Obviously, so much of the Braves' bullpen success the past few years has revolved around Kimbrel, who has amassed 381 strikeouts while allowing just 123 hits in 227 1/3 career innings. He has a ridiculous 0.902 career WHIP, and best of all, he's not quite 26 yet. He is a supreme talent at the peak of his powers. A great closer needs a supporting cast, though, and Kimbrel has an excellent one in David Carpenter, Jordan Walden, Anthony Varvaro and left-hander Luis Avilan, and it's possible that Venters returns in midseason after his second Tommy John surgery.

Honorable mention: If Neftali Feliz returns to something resembling his 2010-11 performance, the Rangers will rise up these rankings, and there have been encouraging reports about him in winter ball. … The Padres should be in good shape with Joaquin Benoit setting up Huston Street, and lefty Alex Torres is an intriguing addition. … Signing the incredibly consistent Joe Nathan was a necessary step for a Tigers team that had a terrible bullpen much of last season, but the jury is still out on Bruce Rondon and Al Alburquerque and the newly acquired Ian Krol and Joba Chamberlain. … The trade for Addison Reed should augment what was a middle-of-the-pack D-backs bullpen in 2013. … Former key cogs John Axford and Francisco Rodriguez were traded away last season, but the Brewers posted the fifth-best relief ERA in the game -- after ranking dead last in 2012 -- thanks to the emergence of Jim Henderson and Brandon Kintzler, who proved to be an effective closer-setup tandem. … The Giants ranked eighth in ERA, but Sergio Romo, Santiago Casilla and Jeremy Affeldt all had control issues.

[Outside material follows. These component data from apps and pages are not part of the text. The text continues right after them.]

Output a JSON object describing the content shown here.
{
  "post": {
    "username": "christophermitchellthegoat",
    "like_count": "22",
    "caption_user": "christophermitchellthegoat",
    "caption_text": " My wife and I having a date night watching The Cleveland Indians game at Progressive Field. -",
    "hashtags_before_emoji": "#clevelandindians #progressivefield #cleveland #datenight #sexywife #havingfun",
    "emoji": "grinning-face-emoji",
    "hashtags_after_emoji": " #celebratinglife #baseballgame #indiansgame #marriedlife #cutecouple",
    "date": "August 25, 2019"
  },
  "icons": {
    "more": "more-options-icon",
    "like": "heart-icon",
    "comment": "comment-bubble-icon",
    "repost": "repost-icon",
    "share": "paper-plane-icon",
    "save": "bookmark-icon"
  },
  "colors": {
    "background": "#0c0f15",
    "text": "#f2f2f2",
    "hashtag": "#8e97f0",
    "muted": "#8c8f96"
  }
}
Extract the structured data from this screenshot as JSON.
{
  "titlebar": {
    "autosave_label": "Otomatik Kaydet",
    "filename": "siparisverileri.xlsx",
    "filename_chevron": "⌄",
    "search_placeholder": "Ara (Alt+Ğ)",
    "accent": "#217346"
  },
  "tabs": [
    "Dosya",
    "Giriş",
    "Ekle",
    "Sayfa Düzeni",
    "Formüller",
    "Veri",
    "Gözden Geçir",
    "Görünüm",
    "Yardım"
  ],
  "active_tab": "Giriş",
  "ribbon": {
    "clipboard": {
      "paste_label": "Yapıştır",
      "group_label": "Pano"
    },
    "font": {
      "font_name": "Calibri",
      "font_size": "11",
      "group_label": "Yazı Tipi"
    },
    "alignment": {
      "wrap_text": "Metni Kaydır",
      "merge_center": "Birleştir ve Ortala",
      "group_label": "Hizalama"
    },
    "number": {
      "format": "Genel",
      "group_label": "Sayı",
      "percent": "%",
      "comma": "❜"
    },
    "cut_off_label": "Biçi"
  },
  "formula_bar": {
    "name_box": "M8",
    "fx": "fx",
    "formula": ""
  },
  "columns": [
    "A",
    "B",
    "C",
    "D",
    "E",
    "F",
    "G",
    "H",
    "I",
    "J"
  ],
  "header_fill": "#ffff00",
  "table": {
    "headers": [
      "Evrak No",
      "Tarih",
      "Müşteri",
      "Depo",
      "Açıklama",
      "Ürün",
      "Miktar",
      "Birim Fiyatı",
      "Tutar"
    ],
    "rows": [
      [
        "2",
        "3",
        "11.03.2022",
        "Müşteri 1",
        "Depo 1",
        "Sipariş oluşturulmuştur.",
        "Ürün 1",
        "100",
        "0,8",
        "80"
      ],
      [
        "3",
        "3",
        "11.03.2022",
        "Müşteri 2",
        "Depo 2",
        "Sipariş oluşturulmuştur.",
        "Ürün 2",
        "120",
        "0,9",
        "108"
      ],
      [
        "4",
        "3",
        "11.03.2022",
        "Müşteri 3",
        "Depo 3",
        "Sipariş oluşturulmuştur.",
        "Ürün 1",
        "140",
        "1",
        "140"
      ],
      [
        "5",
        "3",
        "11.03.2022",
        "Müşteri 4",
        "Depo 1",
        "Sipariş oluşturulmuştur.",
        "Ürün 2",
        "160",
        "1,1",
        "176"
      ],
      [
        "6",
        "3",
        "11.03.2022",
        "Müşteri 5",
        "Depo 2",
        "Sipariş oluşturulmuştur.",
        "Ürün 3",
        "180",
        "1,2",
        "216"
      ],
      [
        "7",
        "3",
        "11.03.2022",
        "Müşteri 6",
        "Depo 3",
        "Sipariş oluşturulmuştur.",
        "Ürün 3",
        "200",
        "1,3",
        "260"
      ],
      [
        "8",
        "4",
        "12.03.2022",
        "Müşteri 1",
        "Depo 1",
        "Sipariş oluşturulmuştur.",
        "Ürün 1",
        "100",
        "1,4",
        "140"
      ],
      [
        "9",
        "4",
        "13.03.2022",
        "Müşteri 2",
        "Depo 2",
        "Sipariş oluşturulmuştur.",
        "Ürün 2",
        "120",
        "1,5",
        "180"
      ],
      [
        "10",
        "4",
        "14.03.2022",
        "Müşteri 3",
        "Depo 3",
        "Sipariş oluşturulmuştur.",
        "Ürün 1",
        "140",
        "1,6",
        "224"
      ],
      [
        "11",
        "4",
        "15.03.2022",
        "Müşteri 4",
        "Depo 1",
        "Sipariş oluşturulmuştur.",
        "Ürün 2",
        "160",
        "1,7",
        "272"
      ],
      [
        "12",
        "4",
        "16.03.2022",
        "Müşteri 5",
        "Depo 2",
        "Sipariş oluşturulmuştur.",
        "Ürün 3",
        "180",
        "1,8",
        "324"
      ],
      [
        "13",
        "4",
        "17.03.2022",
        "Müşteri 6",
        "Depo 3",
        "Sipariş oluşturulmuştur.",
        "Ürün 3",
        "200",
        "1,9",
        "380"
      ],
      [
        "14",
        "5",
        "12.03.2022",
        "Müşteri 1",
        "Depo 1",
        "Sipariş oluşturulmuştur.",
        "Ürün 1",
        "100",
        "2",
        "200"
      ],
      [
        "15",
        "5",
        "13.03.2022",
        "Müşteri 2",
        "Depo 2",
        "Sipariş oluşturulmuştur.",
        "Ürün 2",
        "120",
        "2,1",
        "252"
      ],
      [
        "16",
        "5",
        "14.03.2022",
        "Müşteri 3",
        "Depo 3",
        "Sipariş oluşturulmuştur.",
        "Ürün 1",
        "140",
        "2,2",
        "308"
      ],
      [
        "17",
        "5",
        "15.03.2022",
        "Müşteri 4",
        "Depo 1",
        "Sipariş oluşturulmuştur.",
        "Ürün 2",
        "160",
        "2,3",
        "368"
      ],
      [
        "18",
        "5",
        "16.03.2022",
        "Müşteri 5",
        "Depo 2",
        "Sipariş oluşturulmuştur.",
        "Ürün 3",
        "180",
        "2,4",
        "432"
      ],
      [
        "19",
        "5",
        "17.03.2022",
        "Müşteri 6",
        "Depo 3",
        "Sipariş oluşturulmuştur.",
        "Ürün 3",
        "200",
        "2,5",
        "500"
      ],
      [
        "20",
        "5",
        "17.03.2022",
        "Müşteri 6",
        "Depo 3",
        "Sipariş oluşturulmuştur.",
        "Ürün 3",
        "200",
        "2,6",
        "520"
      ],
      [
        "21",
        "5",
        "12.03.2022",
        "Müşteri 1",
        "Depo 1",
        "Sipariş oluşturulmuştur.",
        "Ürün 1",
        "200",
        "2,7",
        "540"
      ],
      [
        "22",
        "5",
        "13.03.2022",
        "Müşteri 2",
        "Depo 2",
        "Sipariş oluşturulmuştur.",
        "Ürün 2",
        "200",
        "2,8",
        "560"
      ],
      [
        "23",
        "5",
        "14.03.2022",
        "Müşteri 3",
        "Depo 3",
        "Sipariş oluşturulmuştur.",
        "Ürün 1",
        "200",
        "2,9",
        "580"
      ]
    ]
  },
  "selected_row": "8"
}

Anthony Castrovince is a reporter for Read his columns and follow him on Twitter at @Castrovince.